The following is a guest post by my friend and former online student, Jim Vinoski. It’s wonderful to have Jim’s contribution.
In Free Our Markets, Chapter Four, “Ownership Matters,” you’ll read, “Private owners have strong incentives to look after their property so that it can be a source of profits and other benefits to them year after year.”
I happened upon a very visible example of this about a dozen years ago when I had the opportunity to see Mt. St. Helens firsthand. On my drive to the mountain, evidence of the famous 1980 eruption started to appear some thirty miles away from the peak, with visible major silting in the Cowlitz River and Hoffstadt Creek; yet there was little indication in the surrounding forest of the blast zone the volcano had created all those years ago. The lush Douglas firs were growing in abundance for many miles – until about ten miles from the caldera, when they abruptly ended in a very obvious line. For the rest of the trip, the terrain was a near-moonscape, with only occasional growths of hardscrabble scrub here and there in the ash-covered wilderness. That sudden change from a luxuriant forest to a barren landscape puzzled me.
At the Johnston Ridge Observatory Visitor Center, I learned the reason. The lush growth was on land owned by Weyerhaeuser Company, which aggressively replanted beginning almost immediately after the eruption was over. The moonscape was owned by the federal government – namely, the US Forest Service – which decided to let it regrow naturally to see what would happen after such a cataclysm.
The private owner Weyerhaeuser had an obvious financial incentive to get the forest back into shape quickly. You can read all about their recovery and reforestation activities here. I highly recommend you check it out – it’s a fascinating story.
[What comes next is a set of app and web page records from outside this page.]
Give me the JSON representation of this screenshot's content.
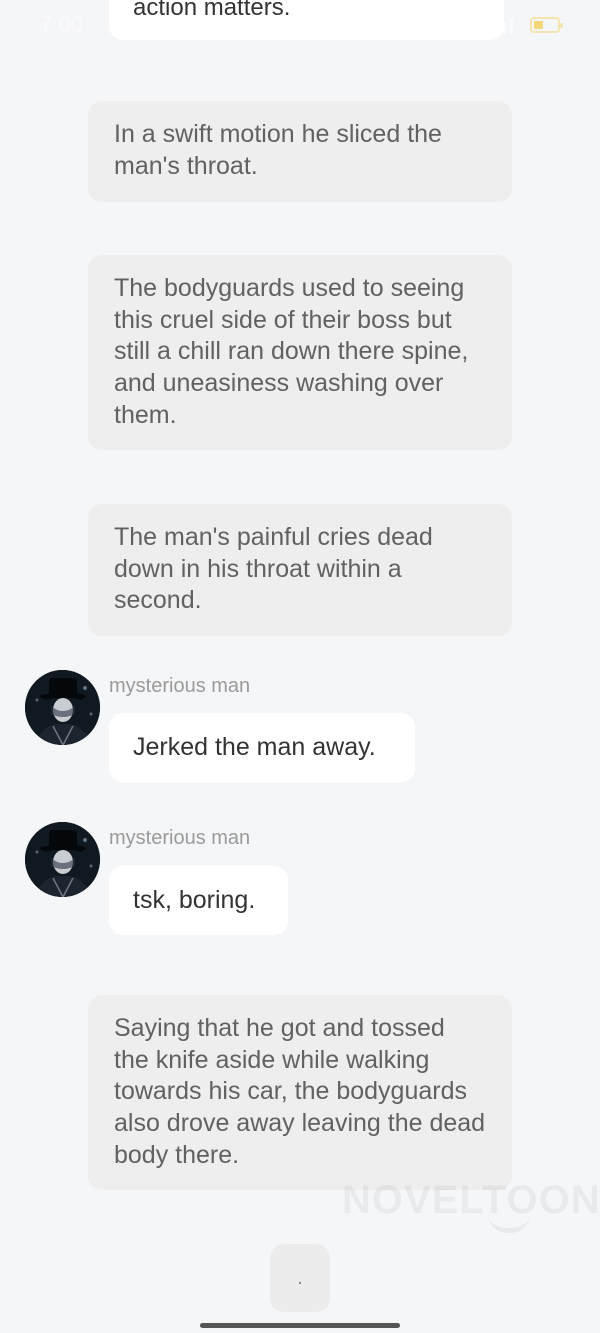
{
  "status_bar": {
    "time": "7:00"
  },
  "story": {
    "partial_bubble": "action matters.",
    "narration_1": "In a swift motion he sliced the man's throat.",
    "narration_2": "The bodyguards used to seeing this cruel side of their boss but still a chill ran down there spine, and uneasiness washing over them.",
    "narration_3": "The man's painful cries dead down in his throat within a second.",
    "message_1": {
      "speaker": "mysterious man",
      "text": "Jerked the man away."
    },
    "message_2": {
      "speaker": "mysterious man",
      "text": "tsk, boring."
    },
    "narration_4": "Saying that he got and tossed the knife aside while walking towards his car, the bodyguards also drove away leaving the dead body there."
  },
  "continue_button": {
    "label": "."
  },
  "watermark": "NOVELTOON"
}
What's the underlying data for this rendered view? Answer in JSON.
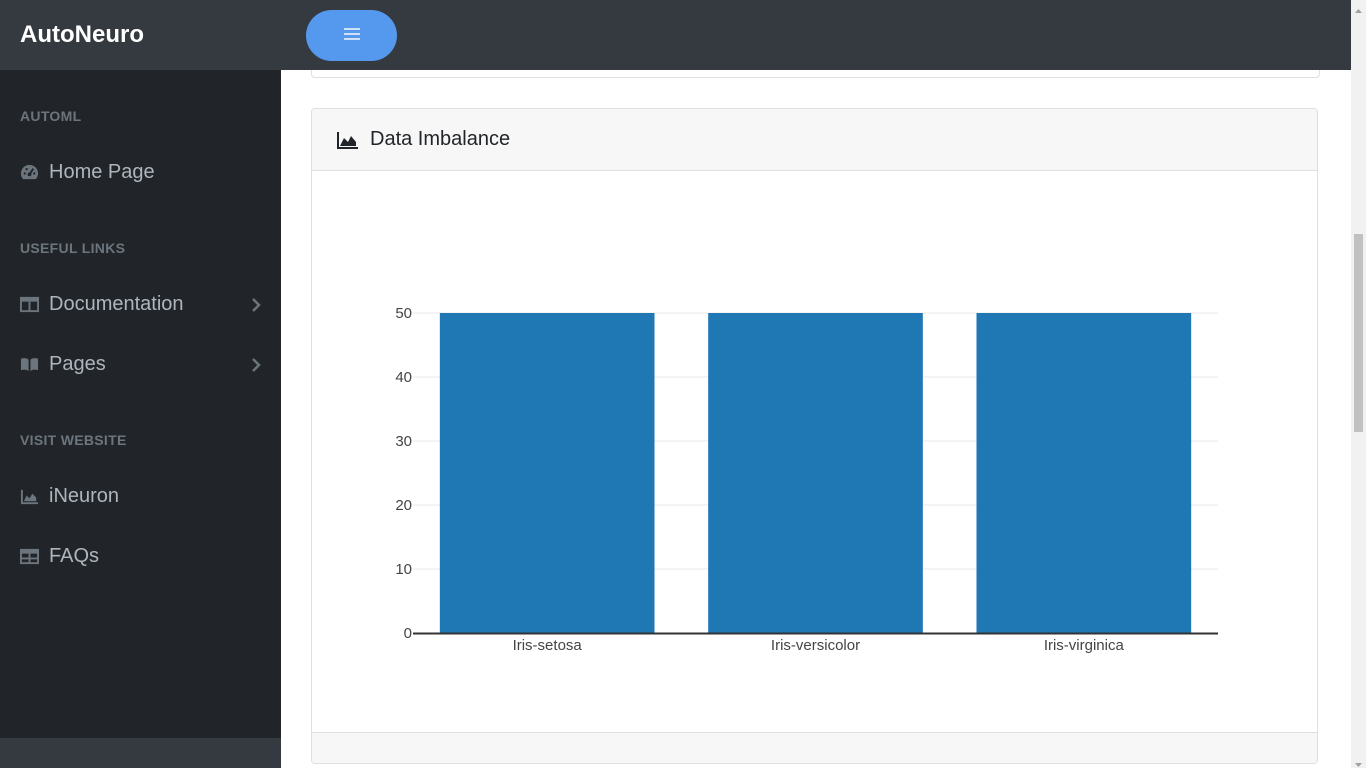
{
  "app": {
    "title": "AutoNeuro"
  },
  "sidebar": {
    "sections": [
      {
        "heading": "AUTOML"
      },
      {
        "heading": "USEFUL LINKS"
      },
      {
        "heading": "VISIT WEBSITE"
      }
    ],
    "items": [
      {
        "label": "Home Page",
        "icon": "tachometer-icon"
      },
      {
        "label": "Documentation",
        "icon": "columns-icon",
        "expandable": true
      },
      {
        "label": "Pages",
        "icon": "book-icon",
        "expandable": true
      },
      {
        "label": "iNeuron",
        "icon": "area-chart-icon"
      },
      {
        "label": "FAQs",
        "icon": "table-icon"
      }
    ]
  },
  "topbar": {
    "toggle_icon": "menu-icon",
    "toggle_color": "#5599ee"
  },
  "card": {
    "title": "Data Imbalance",
    "icon": "area-chart-icon"
  },
  "chart_data": {
    "type": "bar",
    "categories": [
      "Iris-setosa",
      "Iris-versicolor",
      "Iris-virginica"
    ],
    "values": [
      50,
      50,
      50
    ],
    "yticks": [
      "0",
      "10",
      "20",
      "30",
      "40",
      "50"
    ],
    "ylim": [
      0,
      50
    ],
    "color": "#1f77b4",
    "grid": true
  }
}
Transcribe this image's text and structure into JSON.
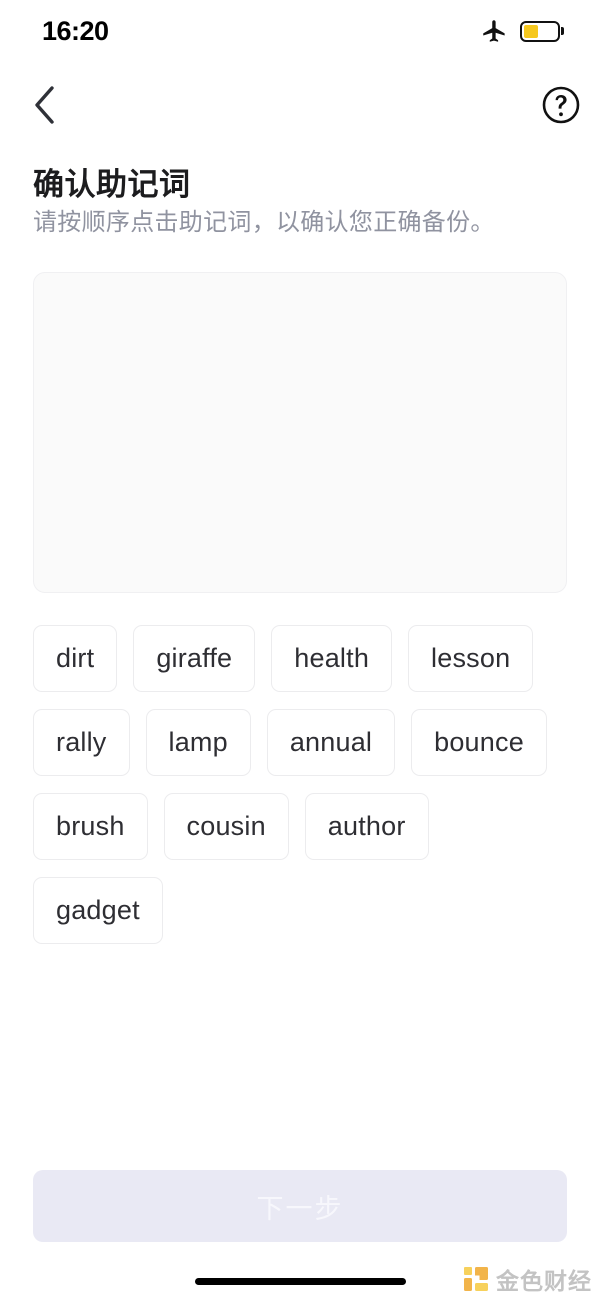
{
  "status_bar": {
    "time": "16:20",
    "airplane_icon": "airplane-mode-icon",
    "battery_icon": "battery-low-power-icon",
    "battery_level_percent": 45,
    "battery_fill_color": "#f6c81e"
  },
  "nav": {
    "back_icon": "chevron-left-icon",
    "back_label": "<",
    "help_icon": "question-mark-circle-icon",
    "help_label": "?"
  },
  "header": {
    "title": "确认助记词",
    "subtitle": "请按顺序点击助记词，以确认您正确备份。"
  },
  "answer_area": {
    "name": "selected-words-box",
    "selected_words": [],
    "background_color": "#fafafa",
    "border_color": "#f0f0f2"
  },
  "word_pool": {
    "words": [
      "dirt",
      "giraffe",
      "health",
      "lesson",
      "rally",
      "lamp",
      "annual",
      "bounce",
      "brush",
      "cousin",
      "author",
      "gadget"
    ],
    "count": 12,
    "chip_text_color": "#2e2e33",
    "chip_border_color": "#ececee"
  },
  "footer": {
    "next_label": "下一步",
    "next_enabled": false,
    "next_bg_color": "#e9e9f4",
    "next_text_color": "#f7f7fc"
  },
  "watermark": {
    "text": "金色财经",
    "logo_color": "#f0a72b",
    "logo_color_light": "#f6c940",
    "text_color": "#b9b9b9"
  }
}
Not only did the company salvage enormous quantities of dead and damaged trees (enough to build 85,000 new three-story homes) to clear the ruined landscape, but they also burned away anything not salvageable, then literally dug through the ash to reach good soil in which to plant millions upon millions of seedlings. They found that the forest and the accompanying wildlife returned quickly to good health. They began harvesting those now-grown seedlings in 2005, finally beginning to realize a return on their enormous investment. Along the way they’ve regrown a beautiful western forest that benefits not only the Weyerhaeuser bottom line, but visitors like me, hunters, and other sportsmen as well.
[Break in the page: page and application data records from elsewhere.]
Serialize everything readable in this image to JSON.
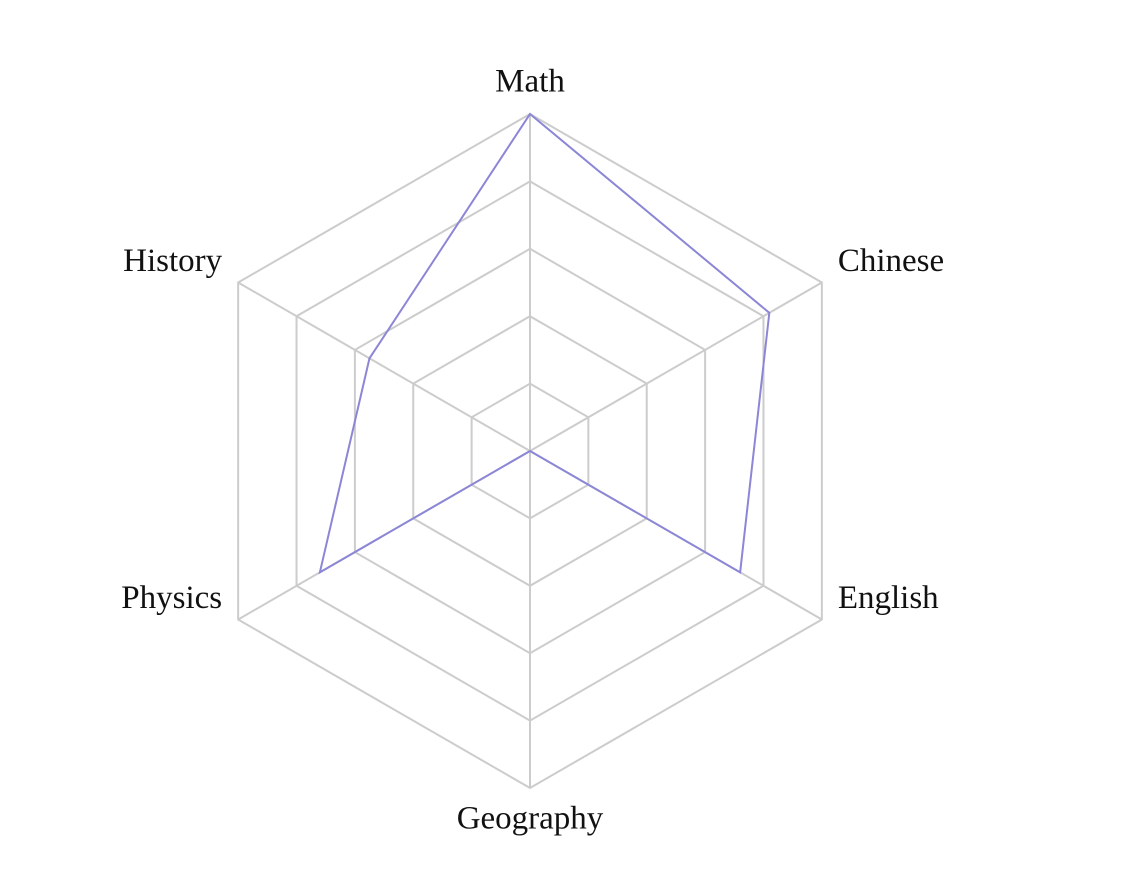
{
  "chart_data": {
    "type": "radar",
    "categories": [
      "Math",
      "Chinese",
      "English",
      "Geography",
      "Physics",
      "History"
    ],
    "series": [
      {
        "values": [
          100,
          82,
          72,
          0,
          72,
          55
        ]
      }
    ],
    "rlim": [
      0,
      100
    ],
    "grid_levels": 5,
    "legend": "none",
    "colors": {
      "series": "#8b86d6",
      "grid": "#cccccc",
      "text": "#111111"
    }
  }
}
The taxpayer-financed US Forest Service has no profit motive, a fact made abundantly clear in Free Our Markets in its review of that agency’s loss-making building of logging roads in Alaska’s Tongass National Forest. At Mt. St. Helens, the Forest Service has done pretty much nothing with its public land, by design, not even salvaging downed lumber. That inactivity may have its own reward in helping us better understand natural cycles, but I’ll let you decide for yourself whether their approach or the market-driven one has been more beneficial to society as a whole.